Task details -
Exactness is required throughout. Return every record once more.
Source records Block Start
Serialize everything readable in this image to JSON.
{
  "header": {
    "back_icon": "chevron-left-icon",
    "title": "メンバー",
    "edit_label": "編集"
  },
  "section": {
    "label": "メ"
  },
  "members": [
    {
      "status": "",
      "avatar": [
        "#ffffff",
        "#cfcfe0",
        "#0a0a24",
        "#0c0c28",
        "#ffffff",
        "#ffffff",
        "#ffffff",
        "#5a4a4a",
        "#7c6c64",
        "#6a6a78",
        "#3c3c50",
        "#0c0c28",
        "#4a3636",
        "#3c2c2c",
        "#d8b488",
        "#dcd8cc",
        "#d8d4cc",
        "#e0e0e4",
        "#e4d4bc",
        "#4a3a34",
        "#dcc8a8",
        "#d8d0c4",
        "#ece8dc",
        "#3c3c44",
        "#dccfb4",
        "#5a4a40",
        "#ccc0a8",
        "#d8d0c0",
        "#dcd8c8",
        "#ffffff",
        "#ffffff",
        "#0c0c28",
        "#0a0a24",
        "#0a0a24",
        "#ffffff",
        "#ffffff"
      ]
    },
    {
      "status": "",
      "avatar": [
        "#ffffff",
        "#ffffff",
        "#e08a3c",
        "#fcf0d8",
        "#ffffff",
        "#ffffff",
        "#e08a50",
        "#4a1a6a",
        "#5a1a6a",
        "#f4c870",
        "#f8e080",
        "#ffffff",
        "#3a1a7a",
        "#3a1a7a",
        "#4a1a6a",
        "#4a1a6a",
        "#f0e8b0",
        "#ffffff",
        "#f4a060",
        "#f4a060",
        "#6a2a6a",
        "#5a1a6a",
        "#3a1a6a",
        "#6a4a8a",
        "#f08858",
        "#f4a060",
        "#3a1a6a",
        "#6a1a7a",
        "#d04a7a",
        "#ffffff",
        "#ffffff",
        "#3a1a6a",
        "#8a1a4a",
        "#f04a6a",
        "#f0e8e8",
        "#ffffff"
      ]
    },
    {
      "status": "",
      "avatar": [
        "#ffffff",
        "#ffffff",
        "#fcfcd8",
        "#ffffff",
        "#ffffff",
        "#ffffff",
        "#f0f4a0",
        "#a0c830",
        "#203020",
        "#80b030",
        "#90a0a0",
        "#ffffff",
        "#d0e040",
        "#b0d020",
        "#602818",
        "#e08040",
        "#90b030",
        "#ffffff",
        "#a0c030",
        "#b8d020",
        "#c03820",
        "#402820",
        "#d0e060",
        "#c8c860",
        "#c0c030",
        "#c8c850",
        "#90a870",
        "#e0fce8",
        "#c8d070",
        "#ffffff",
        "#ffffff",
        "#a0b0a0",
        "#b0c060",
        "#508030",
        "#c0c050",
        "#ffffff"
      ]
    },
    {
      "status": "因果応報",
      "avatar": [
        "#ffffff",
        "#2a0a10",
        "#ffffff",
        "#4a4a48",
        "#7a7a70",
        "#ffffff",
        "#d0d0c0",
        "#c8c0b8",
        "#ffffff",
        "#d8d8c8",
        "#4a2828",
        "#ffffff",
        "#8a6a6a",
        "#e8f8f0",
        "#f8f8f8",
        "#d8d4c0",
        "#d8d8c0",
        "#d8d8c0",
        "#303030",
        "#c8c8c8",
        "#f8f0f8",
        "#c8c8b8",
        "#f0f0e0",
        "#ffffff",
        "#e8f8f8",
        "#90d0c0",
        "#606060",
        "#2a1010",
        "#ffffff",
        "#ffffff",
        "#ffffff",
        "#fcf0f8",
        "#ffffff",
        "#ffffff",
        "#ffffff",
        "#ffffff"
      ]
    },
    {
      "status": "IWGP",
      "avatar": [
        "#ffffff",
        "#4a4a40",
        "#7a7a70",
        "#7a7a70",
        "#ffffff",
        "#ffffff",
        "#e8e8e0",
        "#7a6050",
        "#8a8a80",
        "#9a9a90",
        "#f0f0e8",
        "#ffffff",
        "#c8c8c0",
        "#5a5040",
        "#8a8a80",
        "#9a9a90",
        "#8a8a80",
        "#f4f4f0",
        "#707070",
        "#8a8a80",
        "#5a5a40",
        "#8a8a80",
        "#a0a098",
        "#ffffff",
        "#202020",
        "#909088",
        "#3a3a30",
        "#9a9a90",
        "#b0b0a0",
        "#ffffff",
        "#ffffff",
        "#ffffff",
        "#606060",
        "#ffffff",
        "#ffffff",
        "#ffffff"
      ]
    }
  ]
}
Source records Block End
Response -
Serialize everything readable in this image to JSON.
{
  "header": {
    "back_icon": "chevron-left-icon",
    "title": "メンバー",
    "edit_label": "編集"
  },
  "section": {
    "label": "メ"
  },
  "members": [
    {
      "status": "",
      "avatar": [
        "#ffffff",
        "#cfcfe0",
        "#0a0a24",
        "#0c0c28",
        "#ffffff",
        "#ffffff",
        "#ffffff",
        "#5a4a4a",
        "#7c6c64",
        "#6a6a78",
        "#3c3c50",
        "#0c0c28",
        "#4a3636",
        "#3c2c2c",
        "#d8b488",
        "#dcd8cc",
        "#d8d4cc",
        "#e0e0e4",
        "#e4d4bc",
        "#4a3a34",
        "#dcc8a8",
        "#d8d0c4",
        "#ece8dc",
        "#3c3c44",
        "#dccfb4",
        "#5a4a40",
        "#ccc0a8",
        "#d8d0c0",
        "#dcd8c8",
        "#ffffff",
        "#ffffff",
        "#0c0c28",
        "#0a0a24",
        "#0a0a24",
        "#ffffff",
        "#ffffff"
      ]
    },
    {
      "status": "",
      "avatar": [
        "#ffffff",
        "#ffffff",
        "#e08a3c",
        "#fcf0d8",
        "#ffffff",
        "#ffffff",
        "#e08a50",
        "#4a1a6a",
        "#5a1a6a",
        "#f4c870",
        "#f8e080",
        "#ffffff",
        "#3a1a7a",
        "#3a1a7a",
        "#4a1a6a",
        "#4a1a6a",
        "#f0e8b0",
        "#ffffff",
        "#f4a060",
        "#f4a060",
        "#6a2a6a",
        "#5a1a6a",
        "#3a1a6a",
        "#6a4a8a",
        "#f08858",
        "#f4a060",
        "#3a1a6a",
        "#6a1a7a",
        "#d04a7a",
        "#ffffff",
        "#ffffff",
        "#3a1a6a",
        "#8a1a4a",
        "#f04a6a",
        "#f0e8e8",
        "#ffffff"
      ]
    },
    {
      "status": "",
      "avatar": [
        "#ffffff",
        "#ffffff",
        "#fcfcd8",
        "#ffffff",
        "#ffffff",
        "#ffffff",
        "#f0f4a0",
        "#a0c830",
        "#203020",
        "#80b030",
        "#90a0a0",
        "#ffffff",
        "#d0e040",
        "#b0d020",
        "#602818",
        "#e08040",
        "#90b030",
        "#ffffff",
        "#a0c030",
        "#b8d020",
        "#c03820",
        "#402820",
        "#d0e060",
        "#c8c860",
        "#c0c030",
        "#c8c850",
        "#90a870",
        "#e0fce8",
        "#c8d070",
        "#ffffff",
        "#ffffff",
        "#a0b0a0",
        "#b0c060",
        "#508030",
        "#c0c050",
        "#ffffff"
      ]
    },
    {
      "status": "因果応報",
      "avatar": [
        "#ffffff",
        "#2a0a10",
        "#ffffff",
        "#4a4a48",
        "#7a7a70",
        "#ffffff",
        "#d0d0c0",
        "#c8c0b8",
        "#ffffff",
        "#d8d8c8",
        "#4a2828",
        "#ffffff",
        "#8a6a6a",
        "#e8f8f0",
        "#f8f8f8",
        "#d8d4c0",
        "#d8d8c0",
        "#d8d8c0",
        "#303030",
        "#c8c8c8",
        "#f8f0f8",
        "#c8c8b8",
        "#f0f0e0",
        "#ffffff",
        "#e8f8f8",
        "#90d0c0",
        "#606060",
        "#2a1010",
        "#ffffff",
        "#ffffff",
        "#ffffff",
        "#fcf0f8",
        "#ffffff",
        "#ffffff",
        "#ffffff",
        "#ffffff"
      ]
    },
    {
      "status": "IWGP",
      "avatar": [
        "#ffffff",
        "#4a4a40",
        "#7a7a70",
        "#7a7a70",
        "#ffffff",
        "#ffffff",
        "#e8e8e0",
        "#7a6050",
        "#8a8a80",
        "#9a9a90",
        "#f0f0e8",
        "#ffffff",
        "#c8c8c0",
        "#5a5040",
        "#8a8a80",
        "#9a9a90",
        "#8a8a80",
        "#f4f4f0",
        "#707070",
        "#8a8a80",
        "#5a5a40",
        "#8a8a80",
        "#a0a098",
        "#ffffff",
        "#202020",
        "#909088",
        "#3a3a30",
        "#9a9a90",
        "#b0b0a0",
        "#ffffff",
        "#ffffff",
        "#ffffff",
        "#606060",
        "#ffffff",
        "#ffffff",
        "#ffffff"
      ]
    }
  ]
}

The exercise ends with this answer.